Aim of the exercise: Retype all of the lines below with no changes.

Data excerpts:
++++++++++

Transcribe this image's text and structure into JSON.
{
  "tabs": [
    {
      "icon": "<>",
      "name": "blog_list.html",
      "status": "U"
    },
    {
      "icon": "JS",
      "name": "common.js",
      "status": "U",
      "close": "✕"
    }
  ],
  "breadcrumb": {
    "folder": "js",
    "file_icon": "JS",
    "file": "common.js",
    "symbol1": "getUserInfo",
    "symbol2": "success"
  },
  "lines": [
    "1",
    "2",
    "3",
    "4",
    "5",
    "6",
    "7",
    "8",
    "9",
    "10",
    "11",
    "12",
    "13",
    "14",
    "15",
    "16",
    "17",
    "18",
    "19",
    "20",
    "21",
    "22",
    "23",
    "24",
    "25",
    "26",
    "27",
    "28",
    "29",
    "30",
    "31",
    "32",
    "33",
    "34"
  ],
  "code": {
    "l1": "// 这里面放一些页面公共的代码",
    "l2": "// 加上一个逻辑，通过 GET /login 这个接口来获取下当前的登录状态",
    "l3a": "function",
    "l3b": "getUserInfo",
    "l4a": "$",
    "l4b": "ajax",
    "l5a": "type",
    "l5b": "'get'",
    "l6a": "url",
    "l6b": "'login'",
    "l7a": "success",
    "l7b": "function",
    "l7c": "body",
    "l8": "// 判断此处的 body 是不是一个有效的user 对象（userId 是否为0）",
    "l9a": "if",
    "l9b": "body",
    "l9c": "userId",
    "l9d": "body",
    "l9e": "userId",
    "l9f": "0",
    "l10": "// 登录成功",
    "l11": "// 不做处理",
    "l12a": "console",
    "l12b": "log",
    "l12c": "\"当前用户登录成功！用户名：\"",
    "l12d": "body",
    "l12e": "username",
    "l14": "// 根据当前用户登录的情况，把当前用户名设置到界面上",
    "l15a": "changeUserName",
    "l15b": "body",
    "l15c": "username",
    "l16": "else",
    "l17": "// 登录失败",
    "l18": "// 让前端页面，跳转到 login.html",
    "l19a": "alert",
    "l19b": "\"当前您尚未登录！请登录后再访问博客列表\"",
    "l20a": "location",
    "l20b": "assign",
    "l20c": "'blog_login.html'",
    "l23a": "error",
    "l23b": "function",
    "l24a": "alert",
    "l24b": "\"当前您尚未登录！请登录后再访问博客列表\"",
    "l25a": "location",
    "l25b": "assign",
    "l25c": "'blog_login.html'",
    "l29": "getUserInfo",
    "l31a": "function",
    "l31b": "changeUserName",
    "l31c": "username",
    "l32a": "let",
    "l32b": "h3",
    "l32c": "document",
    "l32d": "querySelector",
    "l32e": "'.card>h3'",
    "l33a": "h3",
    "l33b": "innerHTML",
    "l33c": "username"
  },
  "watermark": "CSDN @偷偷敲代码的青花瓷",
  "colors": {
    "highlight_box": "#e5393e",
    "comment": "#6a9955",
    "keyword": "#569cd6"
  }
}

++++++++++

Answer for the task:
Transcribe this image's text and structure into JSON.
{
  "tabs": [
    {
      "icon": "<>",
      "name": "blog_list.html",
      "status": "U"
    },
    {
      "icon": "JS",
      "name": "common.js",
      "status": "U",
      "close": "✕"
    }
  ],
  "breadcrumb": {
    "folder": "js",
    "file_icon": "JS",
    "file": "common.js",
    "symbol1": "getUserInfo",
    "symbol2": "success"
  },
  "lines": [
    "1",
    "2",
    "3",
    "4",
    "5",
    "6",
    "7",
    "8",
    "9",
    "10",
    "11",
    "12",
    "13",
    "14",
    "15",
    "16",
    "17",
    "18",
    "19",
    "20",
    "21",
    "22",
    "23",
    "24",
    "25",
    "26",
    "27",
    "28",
    "29",
    "30",
    "31",
    "32",
    "33",
    "34"
  ],
  "code": {
    "l1": "// 这里面放一些页面公共的代码",
    "l2": "// 加上一个逻辑，通过 GET /login 这个接口来获取下当前的登录状态",
    "l3a": "function",
    "l3b": "getUserInfo",
    "l4a": "$",
    "l4b": "ajax",
    "l5a": "type",
    "l5b": "'get'",
    "l6a": "url",
    "l6b": "'login'",
    "l7a": "success",
    "l7b": "function",
    "l7c": "body",
    "l8": "// 判断此处的 body 是不是一个有效的user 对象（userId 是否为0）",
    "l9a": "if",
    "l9b": "body",
    "l9c": "userId",
    "l9d": "body",
    "l9e": "userId",
    "l9f": "0",
    "l10": "// 登录成功",
    "l11": "// 不做处理",
    "l12a": "console",
    "l12b": "log",
    "l12c": "\"当前用户登录成功！用户名：\"",
    "l12d": "body",
    "l12e": "username",
    "l14": "// 根据当前用户登录的情况，把当前用户名设置到界面上",
    "l15a": "changeUserName",
    "l15b": "body",
    "l15c": "username",
    "l16": "else",
    "l17": "// 登录失败",
    "l18": "// 让前端页面，跳转到 login.html",
    "l19a": "alert",
    "l19b": "\"当前您尚未登录！请登录后再访问博客列表\"",
    "l20a": "location",
    "l20b": "assign",
    "l20c": "'blog_login.html'",
    "l23a": "error",
    "l23b": "function",
    "l24a": "alert",
    "l24b": "\"当前您尚未登录！请登录后再访问博客列表\"",
    "l25a": "location",
    "l25b": "assign",
    "l25c": "'blog_login.html'",
    "l29": "getUserInfo",
    "l31a": "function",
    "l31b": "changeUserName",
    "l31c": "username",
    "l32a": "let",
    "l32b": "h3",
    "l32c": "document",
    "l32d": "querySelector",
    "l32e": "'.card>h3'",
    "l33a": "h3",
    "l33b": "innerHTML",
    "l33c": "username"
  },
  "watermark": "CSDN @偷偷敲代码的青花瓷",
  "colors": {
    "highlight_box": "#e5393e",
    "comment": "#6a9955",
    "keyword": "#569cd6"
  }
}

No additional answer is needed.